LECS students

A reception to celebrate the success of the LECS program and honor the first four young women and men from Cohort 1 to be accepted into a law enforcement agency academy will be held on Friday December 8 at 1pm in the foyer of Sacramento State’s Folsom Hall. The event will include law enforcement agency leaders, local and state legislators, dignitaries, faculty, students, family and friends. In addition Cohort 2 candidates celebrate the successful completion of their first semester in the LECS program.
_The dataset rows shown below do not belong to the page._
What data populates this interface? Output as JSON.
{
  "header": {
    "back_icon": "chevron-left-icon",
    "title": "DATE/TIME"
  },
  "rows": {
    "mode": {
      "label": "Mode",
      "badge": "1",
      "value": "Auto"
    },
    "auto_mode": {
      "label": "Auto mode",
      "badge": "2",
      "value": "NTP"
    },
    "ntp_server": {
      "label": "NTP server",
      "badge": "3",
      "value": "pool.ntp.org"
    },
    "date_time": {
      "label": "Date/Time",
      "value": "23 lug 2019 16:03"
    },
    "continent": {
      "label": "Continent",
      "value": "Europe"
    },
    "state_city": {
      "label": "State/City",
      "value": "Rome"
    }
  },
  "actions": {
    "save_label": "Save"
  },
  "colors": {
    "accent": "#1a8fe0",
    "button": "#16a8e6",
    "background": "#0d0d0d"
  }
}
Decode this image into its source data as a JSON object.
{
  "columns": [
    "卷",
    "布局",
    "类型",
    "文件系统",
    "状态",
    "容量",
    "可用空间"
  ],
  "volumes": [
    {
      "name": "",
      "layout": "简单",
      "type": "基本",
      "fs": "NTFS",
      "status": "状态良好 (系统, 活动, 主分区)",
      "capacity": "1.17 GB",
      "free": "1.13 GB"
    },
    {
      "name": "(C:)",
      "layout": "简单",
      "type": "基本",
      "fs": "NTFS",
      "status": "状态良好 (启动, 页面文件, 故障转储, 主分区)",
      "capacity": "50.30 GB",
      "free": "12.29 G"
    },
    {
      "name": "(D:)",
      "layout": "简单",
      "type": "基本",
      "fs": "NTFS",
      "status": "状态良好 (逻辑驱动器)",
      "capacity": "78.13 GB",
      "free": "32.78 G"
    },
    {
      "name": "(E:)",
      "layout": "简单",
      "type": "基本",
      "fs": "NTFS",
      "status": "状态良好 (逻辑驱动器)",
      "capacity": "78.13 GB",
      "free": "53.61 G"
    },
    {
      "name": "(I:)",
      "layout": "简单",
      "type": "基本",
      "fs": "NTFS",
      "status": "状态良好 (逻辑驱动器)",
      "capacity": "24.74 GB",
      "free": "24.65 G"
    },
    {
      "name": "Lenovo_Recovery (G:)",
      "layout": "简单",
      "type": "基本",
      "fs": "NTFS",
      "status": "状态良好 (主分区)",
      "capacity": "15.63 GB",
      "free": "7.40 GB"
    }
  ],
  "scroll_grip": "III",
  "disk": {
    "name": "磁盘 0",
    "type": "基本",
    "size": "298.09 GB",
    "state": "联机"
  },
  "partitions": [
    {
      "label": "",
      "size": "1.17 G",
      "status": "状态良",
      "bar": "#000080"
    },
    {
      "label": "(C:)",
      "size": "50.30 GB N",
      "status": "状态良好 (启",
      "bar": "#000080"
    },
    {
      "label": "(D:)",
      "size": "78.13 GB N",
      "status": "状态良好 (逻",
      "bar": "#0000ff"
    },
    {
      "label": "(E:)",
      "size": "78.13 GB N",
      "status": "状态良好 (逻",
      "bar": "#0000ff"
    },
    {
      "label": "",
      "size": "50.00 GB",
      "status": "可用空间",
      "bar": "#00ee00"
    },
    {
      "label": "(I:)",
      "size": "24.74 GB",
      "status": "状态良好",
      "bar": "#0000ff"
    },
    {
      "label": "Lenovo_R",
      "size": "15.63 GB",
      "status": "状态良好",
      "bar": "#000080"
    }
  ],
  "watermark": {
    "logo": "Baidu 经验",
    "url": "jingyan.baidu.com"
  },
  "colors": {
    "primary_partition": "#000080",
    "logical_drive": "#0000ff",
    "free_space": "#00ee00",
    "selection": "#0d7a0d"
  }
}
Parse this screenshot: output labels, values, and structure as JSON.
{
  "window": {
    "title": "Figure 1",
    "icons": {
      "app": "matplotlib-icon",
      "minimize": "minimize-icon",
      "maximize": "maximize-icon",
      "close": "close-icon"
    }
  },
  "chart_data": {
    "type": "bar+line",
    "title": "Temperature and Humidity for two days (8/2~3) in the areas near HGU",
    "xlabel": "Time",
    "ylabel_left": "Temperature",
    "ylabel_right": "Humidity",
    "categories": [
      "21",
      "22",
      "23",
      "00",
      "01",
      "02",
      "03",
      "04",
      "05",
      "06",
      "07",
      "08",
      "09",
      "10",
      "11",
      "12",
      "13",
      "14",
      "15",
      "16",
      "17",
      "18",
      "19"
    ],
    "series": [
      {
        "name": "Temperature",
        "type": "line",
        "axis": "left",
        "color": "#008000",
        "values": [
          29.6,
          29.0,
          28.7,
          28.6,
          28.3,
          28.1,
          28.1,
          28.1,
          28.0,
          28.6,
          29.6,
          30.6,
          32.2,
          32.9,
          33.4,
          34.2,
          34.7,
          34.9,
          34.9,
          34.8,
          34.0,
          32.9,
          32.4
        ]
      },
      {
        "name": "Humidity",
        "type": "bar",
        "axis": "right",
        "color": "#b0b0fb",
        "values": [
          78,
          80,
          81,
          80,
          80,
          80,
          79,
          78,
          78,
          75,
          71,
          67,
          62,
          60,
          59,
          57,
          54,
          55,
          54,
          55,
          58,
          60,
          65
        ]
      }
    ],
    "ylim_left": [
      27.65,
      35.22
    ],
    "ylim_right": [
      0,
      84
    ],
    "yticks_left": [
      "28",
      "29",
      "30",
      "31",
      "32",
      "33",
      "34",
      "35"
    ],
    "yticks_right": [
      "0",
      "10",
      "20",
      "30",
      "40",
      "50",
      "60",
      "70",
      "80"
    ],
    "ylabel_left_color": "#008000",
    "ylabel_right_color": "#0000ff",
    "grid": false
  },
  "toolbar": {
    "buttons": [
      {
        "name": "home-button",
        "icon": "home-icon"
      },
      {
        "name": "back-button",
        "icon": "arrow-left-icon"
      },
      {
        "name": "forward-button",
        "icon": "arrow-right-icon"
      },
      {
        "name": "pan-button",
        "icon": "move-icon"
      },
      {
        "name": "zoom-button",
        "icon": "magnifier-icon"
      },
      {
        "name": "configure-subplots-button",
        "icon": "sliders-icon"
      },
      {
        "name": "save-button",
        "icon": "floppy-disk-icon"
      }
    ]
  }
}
Lastly, we anticipate the 2018 year to be as busy as the previous year. We expect approximately 20 more Cohort 1 graduates to enter law enforcement academies after graduating from the LECS program and Sacramento State in the spring of 2018. Cohort 2 candidates will be completing the second half of phase one in the spring of 2018. They will begin their phase two training in the fall of 2018 and are expected to graduate in 2019. LECS information sessions to recruit current Sacramento State students and community college transfers for participation in Cohort 3 will begin in the spring of 2018 as well. The LECS selection process for Cohort 3 will be completed by June and Cohort 3 will commence in the fall of 2018.

For additional information, please contact Dr. Moffatt, LECS Director, at moffatt@csus.edu or (916)278-5157.


Chinese Scholar Completes Year at Sacramento State

Hanjing Chen, a visiting scholar from China, completed a year of study in the Division of Criminal Justice in October. Chen, an assistant professor at Fujian Police College in Fuzhou, China, audited classes in police management and criminal law during her time in Sacramento.

uwazie and chen
Dr. Uwazie and Dr. Chen

“I didn't know what kinds of academic resource the university had. I had an initial plan at the beginning to do the research on the American crime prevention and social control. I planned to collect as much as possible material on this topic,” Chen said.

Chen said her experience at CSU Sacramento will help her when she returns to the teaching, including using crime data analysis and the use of technology in the classroom.

It was Chen’s first overseas study experience. Dr. Xin Ren was the sponsoring faculty for Chen’s visiting scholarship. Chen credited faculty, staff and students in the Criminal Justice Division who helped her adjust to Sacramento.

“I hope the academic exchange between China and the USA will continue,” Chen said.